In another signal of India's growing awareness of the legal rights of its indigenous tribes, members of Karnataka's Soliga tribe were on Wednesday restored their rights to ancestral lands that were taken away from them with the creation of a tiger reserve in 1974.
According to Survival International, an NGO that works on behalf of indigenous tribes around the world, the Soliga tribe regained the right to collect, use and sell forest produce from within the Rangaswami Temple Sanctuary reserve in Karnataka's Biligirirangan Hills.
Under India's Forest Rights Act, the Soliga will now have legal rights to use and protect as much as 60 percent of the reserve, including parts of the core area, the NGO said.
Already, the Soligas are working on a plan to manage the tiger reserve jointly with the Karnataka state authorities, using their traditional knowledge.
Across the country, forest officials routinely blame local villagers for tiger deaths and other conservation problems, though most independent observers say that India's endangered species most often fall prey to well organized poaching cartels with international connections -- not farmers worried about their livestock.

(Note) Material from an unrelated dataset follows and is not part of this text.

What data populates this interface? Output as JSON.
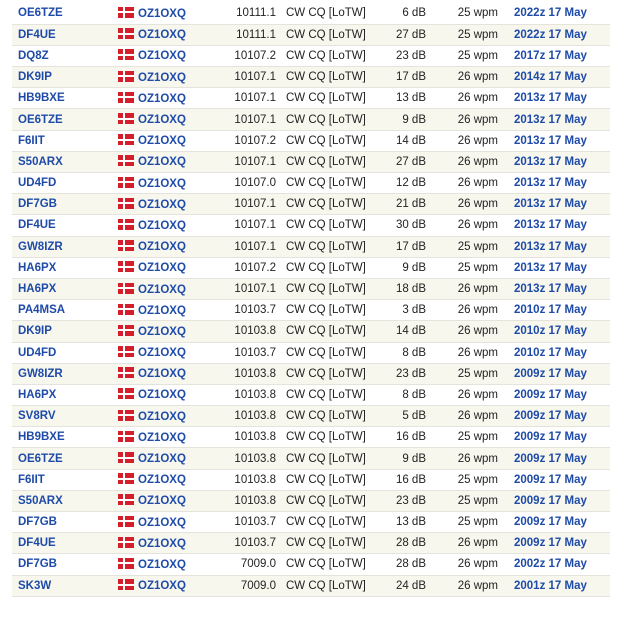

Meanwhile, as Reuters reported last year, India's tribal peoples continue to be robbed of their land rights despite the passage of the Forest Rights Act in 2008. The article cited the ministry of tribal affairs' 2009/10 annual report as saying that only about 25 percent of the 2.6 million claims made for recognition of land rights have been awarded title deeds.